Tier 4 is designed to host mission critical servers and computer systems. It’s packed with fully redundant subsystems (cooling, power, network links, storage etc) and compartmentalized security zones controlled by biometric access methods.
It also includes:
- Non-redundant equipment
- Dual-powered equipment and multiple uplinks
- Fault tolerant uplinks, storage, chillers
At this point, Tier 4 is tried and true. Having been thoroughly tested and widely utilized, it guarantees 99.995% availability.
This type of operation provides an ideal infrastructure model that any network admin can aspire to mimic. While you may not be able to get there in one fell swoop, you can incrementally work towards that goal.
It’s a good goal to have for pretty much any business that relies heavily on network systems for day to day operations.
Overall, it seems likely that the severity of Delta’s outage would have been mitigated if they’d stayed more up to date with current systems, equipment and best practices.
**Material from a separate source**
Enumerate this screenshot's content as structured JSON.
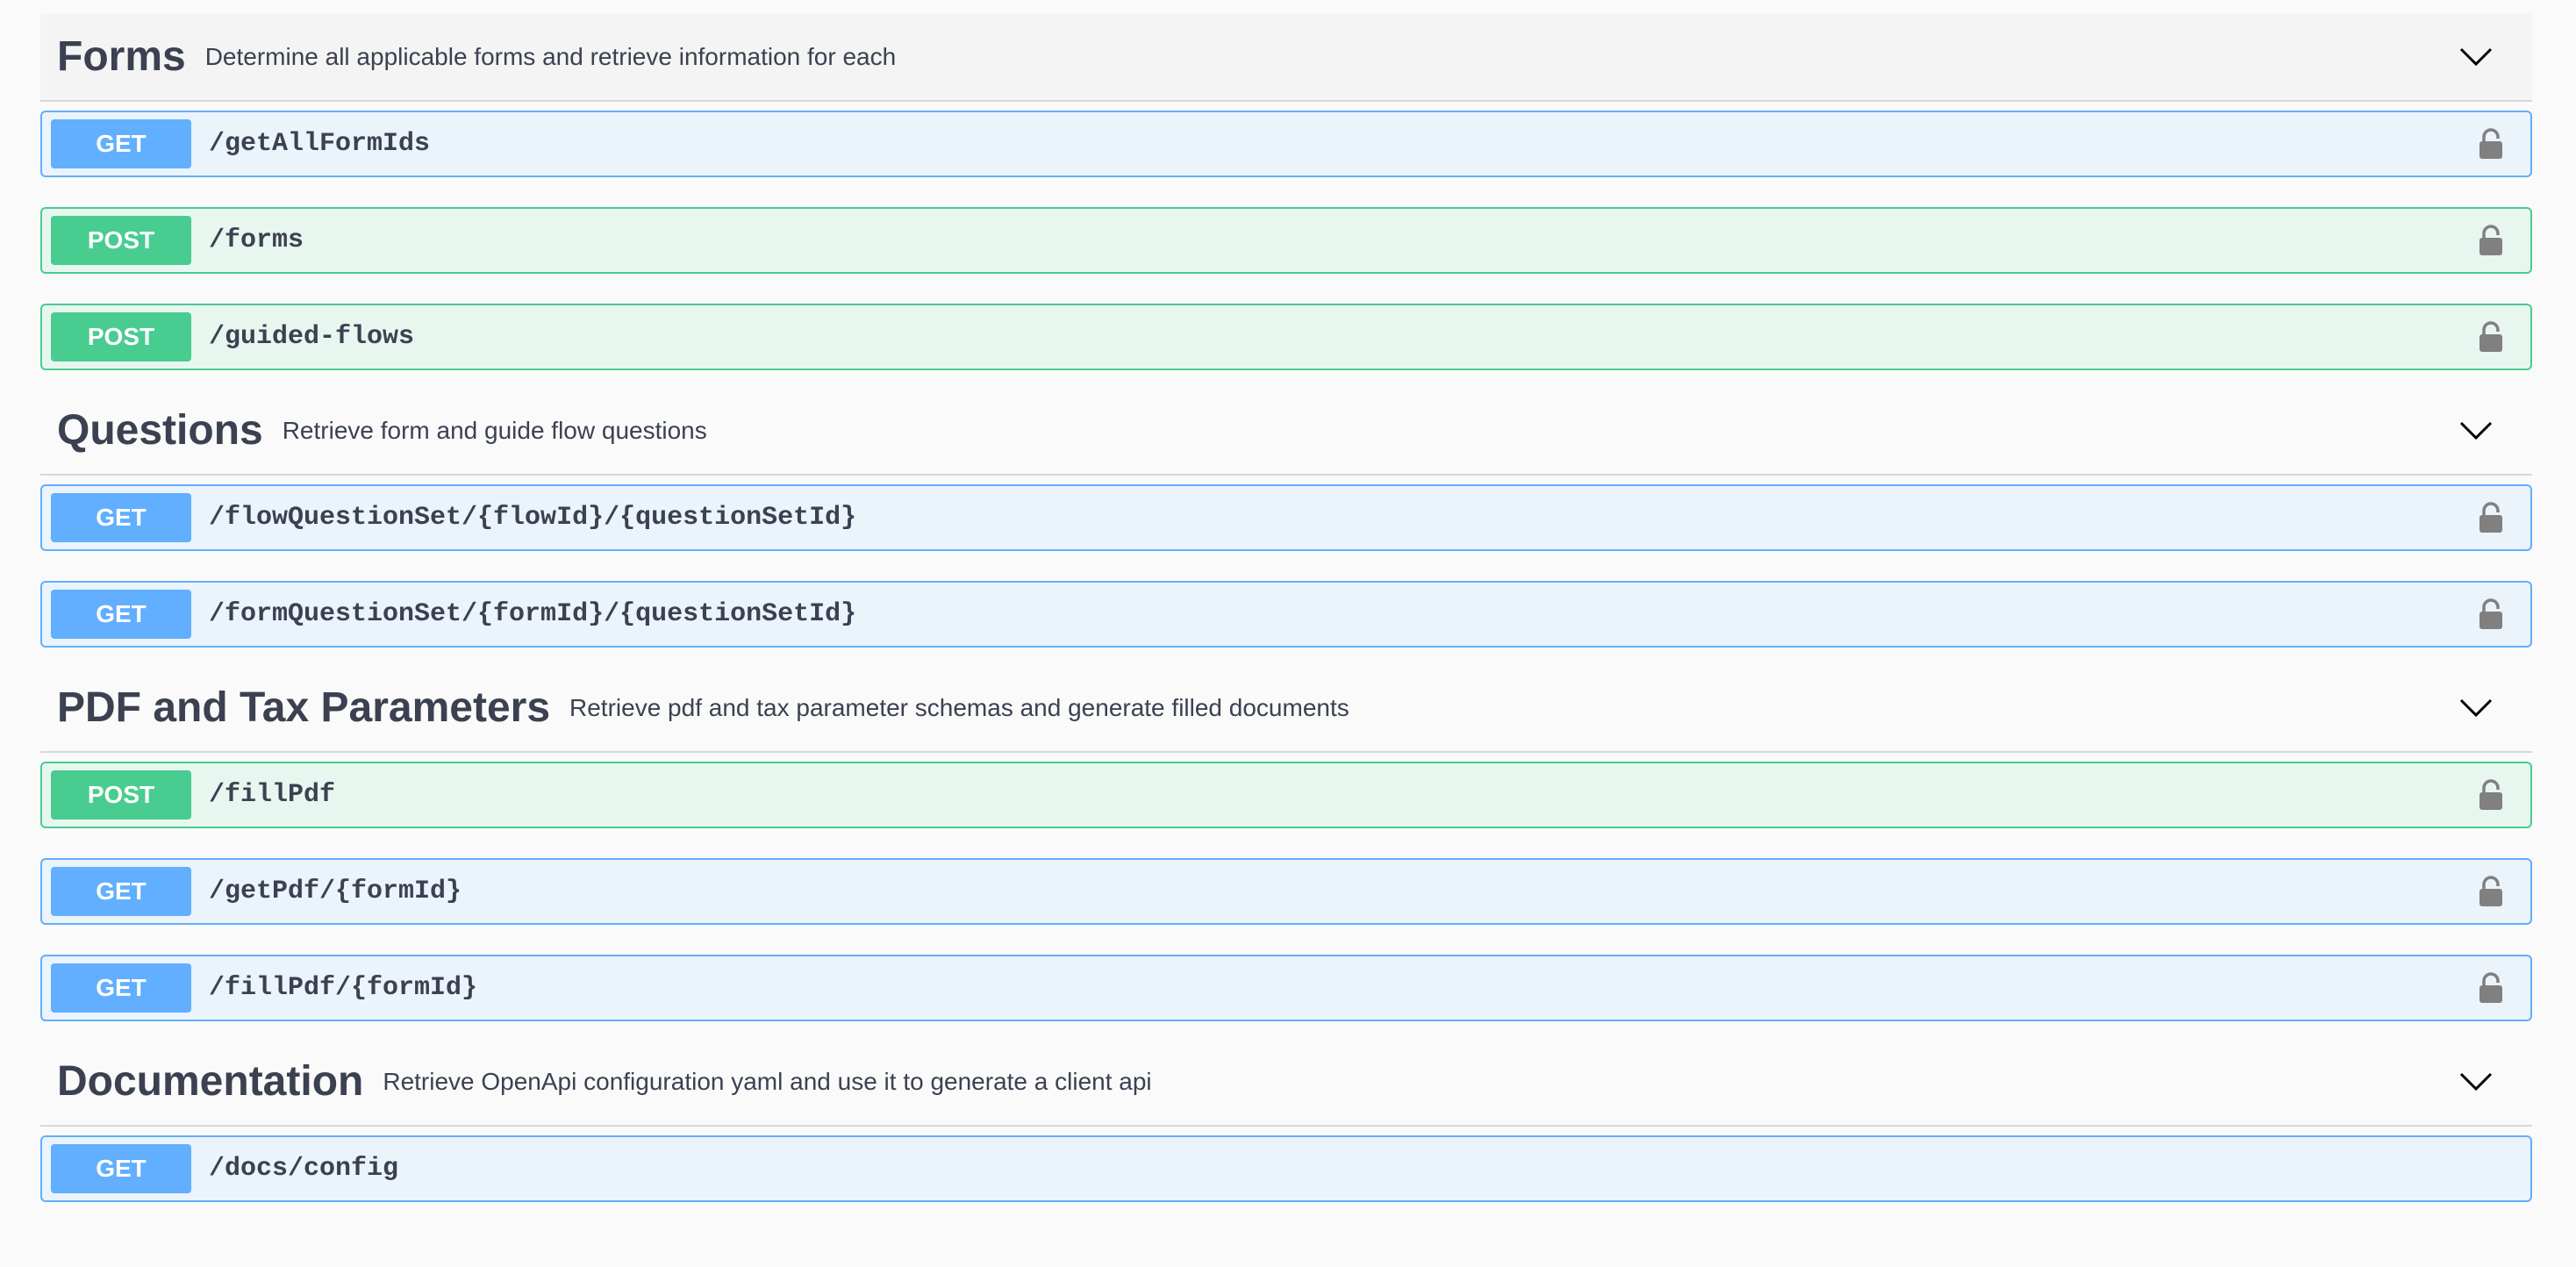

But in fairness, the combination of aging software and the hardware it runs on can make upgrading to modern systems quite difficult.
So the real question is, what can we take from this experience?
For us, it’s a wake up call. There is an urgent need for more businesses and network admins to design a lifecycle plan for their IT networks.
With IoT on the rise, capacity demands will continue to rise sharply. So it’d be wise to plan ahead and keep network infrastructures at peak performance and maximum stability.
As always, if we can help you plan for your next network infrastructure purchase, give us a call. We’d be happy to advise on how to do just that.